Kaplan sought an injunction to prevent any harm from occurring in state court while he pursued federal relief, which is pending.

In his federal lawsuit, Banyai is seeking:

  • A finding that Defendants’ conduct constitutes a violation of Plaintiffs Second Amendment and Fourteenth Amendment rights under the United States Constitution.
  • An order terminating the permanent injunction filed against the Property prohibiting any firearms related activity.
  • An order reinstating the June 2018 Permit.  
  • An order enjoining and restraining Defendants from enforcing all prior, current or future orders requiring the deconstruction and removal of Plaintiffs gun ranges, berms and farm structures.  
  • Awarding actual, nominal, punitive, compensatory, and consequential damages in an amount to be determined at trial.
  • Awarding reasonable attorney’s fees and costs expended in connection with the prosecution of this action pursuant to 42 U.S.C. § 1988.
  • Awarding such other relief as this Court may deem just, proper, and equitable.

A GiveSendGo account has been established for Daniel Banyai, which seeks to raise funds for his legal defense.

Pawlet’s nonresponse

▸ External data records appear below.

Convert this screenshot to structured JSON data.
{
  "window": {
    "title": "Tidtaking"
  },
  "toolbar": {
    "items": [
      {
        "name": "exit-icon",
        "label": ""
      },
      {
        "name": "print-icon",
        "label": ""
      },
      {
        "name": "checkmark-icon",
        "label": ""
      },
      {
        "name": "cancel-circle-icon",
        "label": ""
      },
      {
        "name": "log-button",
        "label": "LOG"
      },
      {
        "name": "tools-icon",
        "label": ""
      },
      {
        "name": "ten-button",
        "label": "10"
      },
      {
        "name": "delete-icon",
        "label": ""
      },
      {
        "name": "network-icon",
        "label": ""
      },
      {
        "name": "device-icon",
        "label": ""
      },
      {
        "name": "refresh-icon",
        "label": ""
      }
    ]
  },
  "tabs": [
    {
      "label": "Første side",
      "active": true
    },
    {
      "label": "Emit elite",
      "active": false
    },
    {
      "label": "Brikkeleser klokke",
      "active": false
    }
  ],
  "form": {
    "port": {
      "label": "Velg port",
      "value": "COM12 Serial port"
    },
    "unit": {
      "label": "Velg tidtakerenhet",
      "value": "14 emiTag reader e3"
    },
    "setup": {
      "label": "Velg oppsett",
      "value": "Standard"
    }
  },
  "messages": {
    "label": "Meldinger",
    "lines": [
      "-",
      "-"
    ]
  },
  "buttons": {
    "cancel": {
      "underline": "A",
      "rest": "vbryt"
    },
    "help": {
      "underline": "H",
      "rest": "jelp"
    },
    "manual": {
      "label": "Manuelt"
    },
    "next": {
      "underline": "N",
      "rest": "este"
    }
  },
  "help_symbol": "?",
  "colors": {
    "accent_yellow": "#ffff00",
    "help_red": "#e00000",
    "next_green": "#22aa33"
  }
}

Neither Pawlet Town Board Chair Michael Beecher, nor Pawlet Town Attorney Merrill Bent, or First Constable David Ricard, Sr., responded to multiple calls or emails seeking their comments for this story.